Dominance comes naturally to Demaree Hampton. A star who defies position, Hampton slides past cornerbacks on one play before plowing through linebackers on the next.
When he isn’t igniting Mission High School’s explosive offense, Hampton anchors the Bears’ defense, shifting between safety and cornerback as the team’s scheme requires. In last Thursday’s win over Lowell, Hampton scored each of the Bears’ three touchdowns – first on a grinding, twisting, goal-line run, then on a catch fading into the end zone, and finally on a 42-yard fumble recovery returned for the decisive score.
If it sounds easy, that’s because for Hampton, it is.
“There’s never really been a lot of players who could match up with me,” said the 5-foot-8 senior, who started playing football in the eighth grade. “People never know what I’m going to do next.”

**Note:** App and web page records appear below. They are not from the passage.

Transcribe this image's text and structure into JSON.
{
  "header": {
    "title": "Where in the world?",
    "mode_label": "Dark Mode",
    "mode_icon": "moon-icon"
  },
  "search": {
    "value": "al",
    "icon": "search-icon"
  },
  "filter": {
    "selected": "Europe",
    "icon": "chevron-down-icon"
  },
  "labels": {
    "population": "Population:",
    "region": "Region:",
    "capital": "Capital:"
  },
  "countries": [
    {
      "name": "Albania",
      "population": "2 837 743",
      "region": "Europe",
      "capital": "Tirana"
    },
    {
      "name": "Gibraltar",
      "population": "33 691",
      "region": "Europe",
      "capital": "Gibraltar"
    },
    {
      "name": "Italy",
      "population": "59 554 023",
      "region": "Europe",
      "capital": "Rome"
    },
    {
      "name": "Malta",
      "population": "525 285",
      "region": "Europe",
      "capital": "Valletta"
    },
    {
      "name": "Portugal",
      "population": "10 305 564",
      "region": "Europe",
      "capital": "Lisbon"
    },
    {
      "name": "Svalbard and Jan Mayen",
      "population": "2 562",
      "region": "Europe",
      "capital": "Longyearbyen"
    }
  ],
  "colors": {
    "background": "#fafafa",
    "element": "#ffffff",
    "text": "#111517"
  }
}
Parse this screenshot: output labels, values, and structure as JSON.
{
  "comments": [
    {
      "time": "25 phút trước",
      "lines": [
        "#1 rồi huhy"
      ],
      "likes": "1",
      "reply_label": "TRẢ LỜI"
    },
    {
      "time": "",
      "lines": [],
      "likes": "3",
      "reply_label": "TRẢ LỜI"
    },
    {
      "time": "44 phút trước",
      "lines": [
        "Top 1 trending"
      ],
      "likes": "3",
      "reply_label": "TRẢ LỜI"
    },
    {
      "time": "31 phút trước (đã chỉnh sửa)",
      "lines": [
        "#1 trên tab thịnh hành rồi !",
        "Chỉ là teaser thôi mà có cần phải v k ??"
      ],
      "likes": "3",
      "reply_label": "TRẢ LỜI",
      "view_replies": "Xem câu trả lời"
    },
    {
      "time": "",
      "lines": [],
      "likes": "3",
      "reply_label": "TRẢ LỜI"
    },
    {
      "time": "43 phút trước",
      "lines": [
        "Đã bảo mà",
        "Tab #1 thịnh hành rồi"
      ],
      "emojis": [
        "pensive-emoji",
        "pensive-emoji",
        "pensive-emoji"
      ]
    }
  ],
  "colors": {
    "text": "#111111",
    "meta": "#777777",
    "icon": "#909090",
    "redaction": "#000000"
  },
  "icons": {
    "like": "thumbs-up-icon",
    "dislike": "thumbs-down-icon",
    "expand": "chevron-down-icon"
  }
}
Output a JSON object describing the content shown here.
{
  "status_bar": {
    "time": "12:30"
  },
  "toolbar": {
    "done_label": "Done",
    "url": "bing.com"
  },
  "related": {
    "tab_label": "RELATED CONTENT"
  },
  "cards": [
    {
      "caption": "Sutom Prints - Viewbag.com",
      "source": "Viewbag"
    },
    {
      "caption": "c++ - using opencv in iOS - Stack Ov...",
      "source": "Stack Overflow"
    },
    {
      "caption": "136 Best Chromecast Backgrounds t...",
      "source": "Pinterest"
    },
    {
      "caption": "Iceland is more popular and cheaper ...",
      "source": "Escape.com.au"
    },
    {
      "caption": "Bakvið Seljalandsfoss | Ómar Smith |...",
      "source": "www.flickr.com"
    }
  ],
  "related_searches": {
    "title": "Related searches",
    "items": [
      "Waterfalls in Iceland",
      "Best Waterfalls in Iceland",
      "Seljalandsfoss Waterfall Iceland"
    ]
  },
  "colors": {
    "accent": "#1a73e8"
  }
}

What the Bears need to do next is beat Washington on Thursday to clinch a spot in the San Francisco Section playoffs. If the Bears lose, their postseason destiny will hinge on the success or failure of Lowell and Burton, as all three teams are vying for the third and fourth playoff positions. In one scenario, matters could be decided by a draw.
Hampton hopes it doesn’t come down to that.
“If we do what we need to do on defense, we’ll be alright,” he said.
Mission has already surpassed last season’s win total, but with the Bears’ playoff hopes still in the balance, coach Carl Sullivan insists that now is no time for complacency. And while he calls Hampton’s playmaking ability “awesome,” he insists that his team’s success hinges on others following their leader’s example.
“They need to have the realization that they’re expected to play as well,” Sullivan said. “I tell them, ‘If you want to stand around and watch Demaree play, then you need to come sit on the sideline with me.’”
Hampton leads the team with 35 catches for 780 yards and 11 touchdowns, as well 713 rushing yards and 10 touchdowns. In both rushing and receiving yards, Hampton’s total is more than double that of anyone else’s on his team. And while most teams dream of developing both an offensive playmaker and a defensive star, Hampton fills both roles for the Bears. He leads the team in interceptions and handles punting and kicking duties.
And when the season ends, he’ll shift from the gridiron to the hardwood, where he is the reigning section basketball player of the year after averaging 24.5 points per game last season. HoopsUSA, a national recruiting service, ranks him the 370th best basketball recruit in the country. But as Hampton considers which sport to play in college, he is keeping all options on the table.
“I’ll have to talk my mom about it,” Hampton said of his decision-making process, pointing to the woman who first put a basketball in his hands when he was a toddler.
On the football field, he has given steadiness to an often unstable program. In years past, Mission has struggled to keep its top players academically eligible to play. Even this season, the Bears have had off-the-field disciplinary problems. But Hampton’s lead-by-example approach has helped the Bears remain focused.
But in Sullivan’s mind, Hampton has yet to begin tapping his potential.
“If he spends more time developing himself athletically, then the sky is the limit, as far as football goes,” Sullivan said. “Right now, he’s an exceptionally talented kid who hasn’t put a lot of effort into making himself better.”
Sullivan said that Hampton’s first destination should be the weight room. Undersized on both the football field and the basketball court, Hampton needs to bulk up to compete with college athletes who will share his athleticism, Sullivan said
But for now, there is only one focus.
“We just need to win,” Hampton said. “Just win.”